In the first month, you’ll find the learning curve is the steepest. This month is all about building relationships, gaining knowledge, understanding the most important strategic areas of your job and getting to know your customers. Strong relationships with your team are vital for product success so look at organising a lunch or video call to get to know them better and learn about their skills and limitations. People might start pushing you to commit to timescales or plans, but fight the urge to confirm anything and keep repeating the mantra of ‘I’m here to listen and understand’ before making any promises.
These weeks are about building up your understanding of both the business and the scope of the role you’ve been tasked with. You’re new to the business, so go ahead and ask as many questions as you need to understand the lay of the land. A key thing that you can only pick up from working in the business is how things actually work. For example, what’s the culture, how does the approval process work and where are the potential stumbling blocks?
By the end of the month you should be able to define exactly what your role entails, which product activities are the ones you own and which are done by other areas. Finally, make sure to spend time using the product(s) you’ll be overseeing. This sounds obvious but you’d be surprised at how many product managers don’t take the time to learn their product inside out. You need to know how your product works from a user-experience perspective, or how can you expect to improve it?
After the first month as a product manager
Once you’re through the first month, you’ll find that things, thankfully, start becoming a little easier. During those first 30 days you would have spent more time listening than talking. Now you’re well known by your key stakeholders, it's time to start taking action, demonstrate what you’ve learned and show leadership, taking your place as the product advocate for the business. All product managers should have a plan, so use this time to develop the business plan for your product, including any KPIs that you’ve been given, or creating two to three critical, relevant KPIs if not.
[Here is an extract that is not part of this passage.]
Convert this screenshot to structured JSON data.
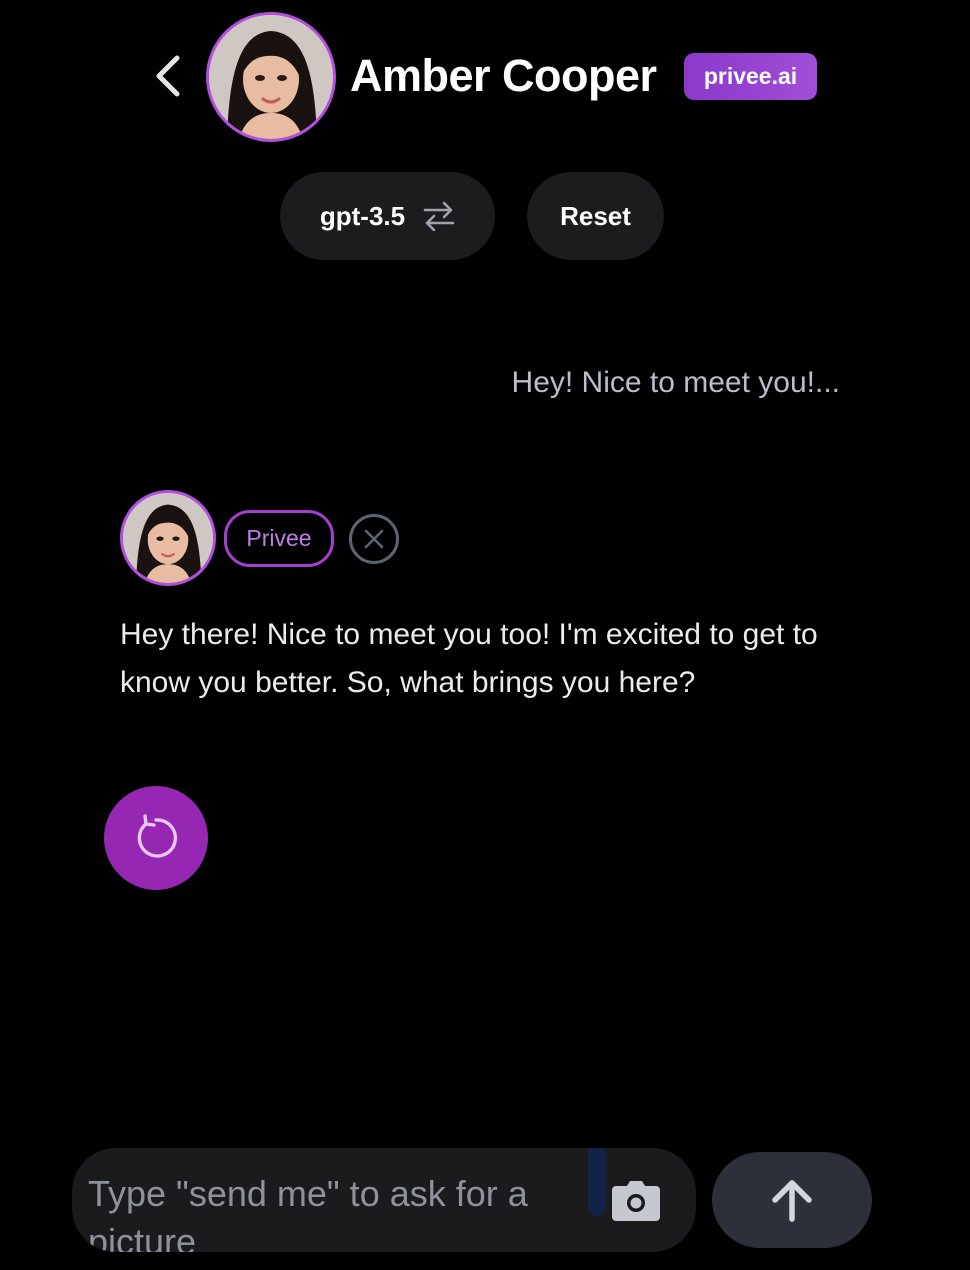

During the first quarter, you should continue building on many of the activities you started in your first month on the job. This includes researching your market, familiarising yourself with your products and their success metrics, speaking to both the sales team and your customers to ensure you’re on track for success and having regular productive meetings with stakeholders.
Your first strategic decisions about your product should be small. Work with your team to find a new feature or enhancement you can work on together that won’t up-end the existing product. This will enable you to experience your new team in action and allow you to develop the processes you’ll be using on bigger projects later. The best thing about taking this approach is that you can deliver a new piece of functionality for your product within the first three months of joining the team. It’s a major hurdle that any product manager faces in a new role; how to work with a cross-functional team to launch a new release into the market.
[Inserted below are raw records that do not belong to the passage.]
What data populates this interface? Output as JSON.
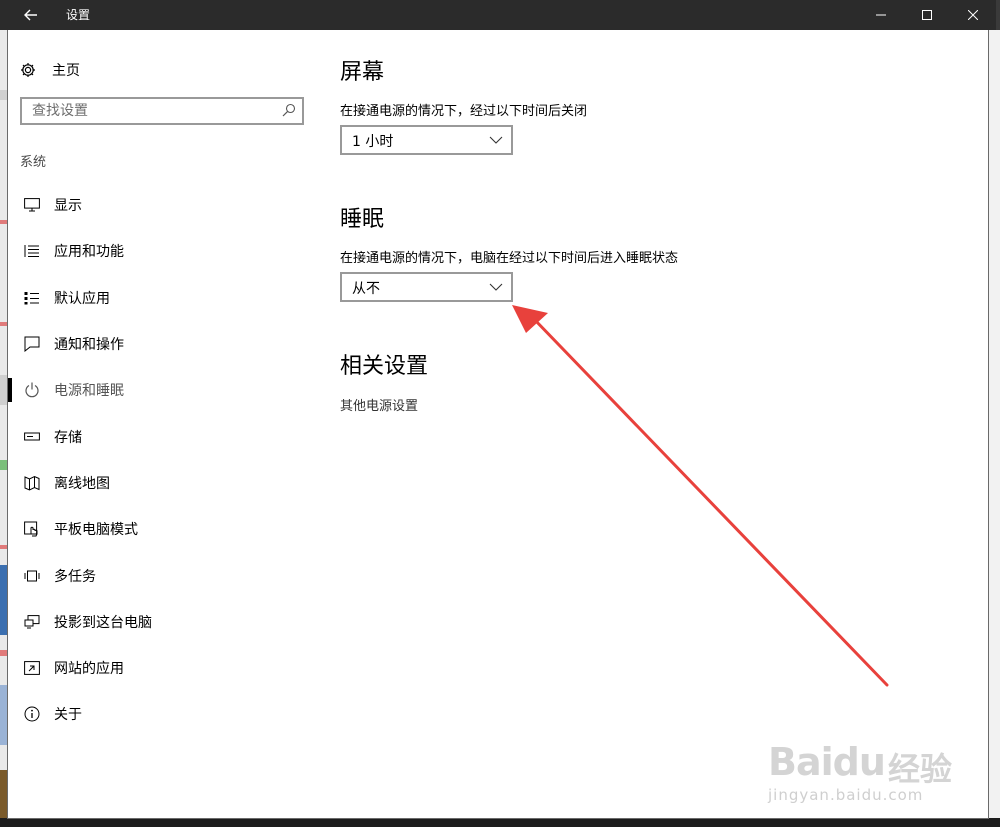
{
  "window": {
    "title": "设置"
  },
  "sidebar": {
    "home_label": "主页",
    "search_placeholder": "查找设置",
    "section_label": "系统",
    "items": [
      {
        "label": "显示",
        "icon": "monitor-icon"
      },
      {
        "label": "应用和功能",
        "icon": "list-icon"
      },
      {
        "label": "默认应用",
        "icon": "default-apps-icon"
      },
      {
        "label": "通知和操作",
        "icon": "notification-icon"
      },
      {
        "label": "电源和睡眠",
        "icon": "power-icon",
        "active": true
      },
      {
        "label": "存储",
        "icon": "storage-icon"
      },
      {
        "label": "离线地图",
        "icon": "map-icon"
      },
      {
        "label": "平板电脑模式",
        "icon": "tablet-icon"
      },
      {
        "label": "多任务",
        "icon": "multitask-icon"
      },
      {
        "label": "投影到这台电脑",
        "icon": "project-icon"
      },
      {
        "label": "网站的应用",
        "icon": "web-apps-icon"
      },
      {
        "label": "关于",
        "icon": "info-icon"
      }
    ]
  },
  "content": {
    "screen": {
      "heading": "屏幕",
      "description": "在接通电源的情况下，经过以下时间后关闭",
      "selected": "1 小时"
    },
    "sleep": {
      "heading": "睡眠",
      "description": "在接通电源的情况下，电脑在经过以下时间后进入睡眠状态",
      "selected": "从不"
    },
    "related": {
      "heading": "相关设置",
      "link": "其他电源设置"
    }
  },
  "watermark": {
    "logo": "Baidu",
    "cn": "经验",
    "url": "jingyan.baidu.com"
  },
  "colors": {
    "titlebar": "#2b2b2b",
    "annotation_arrow": "#e8413c",
    "field_border": "#999999"
  }
}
It’s undeniable that the first 90 days as a new product manager are the hardest. However, things will get easier as you build relationships with your colleagues, learn about your product and its market. Remember that you need to understand what's going on before you can deliver anything, and don’t be afraid to shout about your successes. Finally, never forget the fundamentals of excellent product management, which are to provide a balanced view, become the voice of the market and drive your product to success. Now, you’re ready for your next task - welcome to the team.
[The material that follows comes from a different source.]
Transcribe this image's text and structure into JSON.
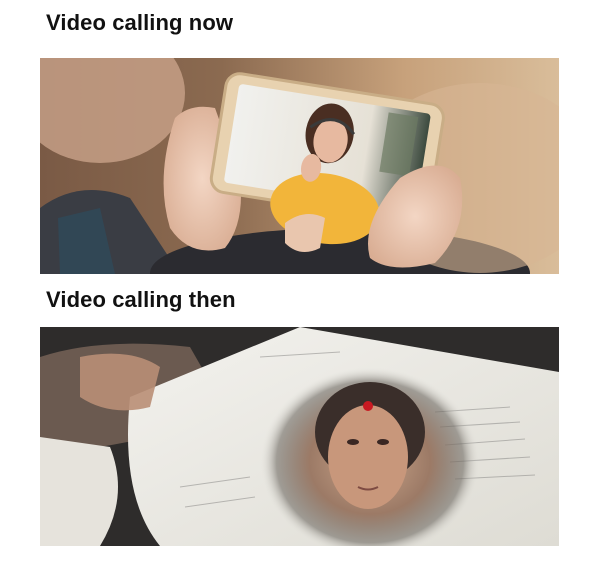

About the author
Andrew Dickenson is a recognised global expert in product management and Founding Director of Product Focus, a leading global provider of product management courses in the UK, US and Europe. He has over 25 years’ experience in product management and product marketing, working in companies ranging from growing software-based businesses to global multinationals.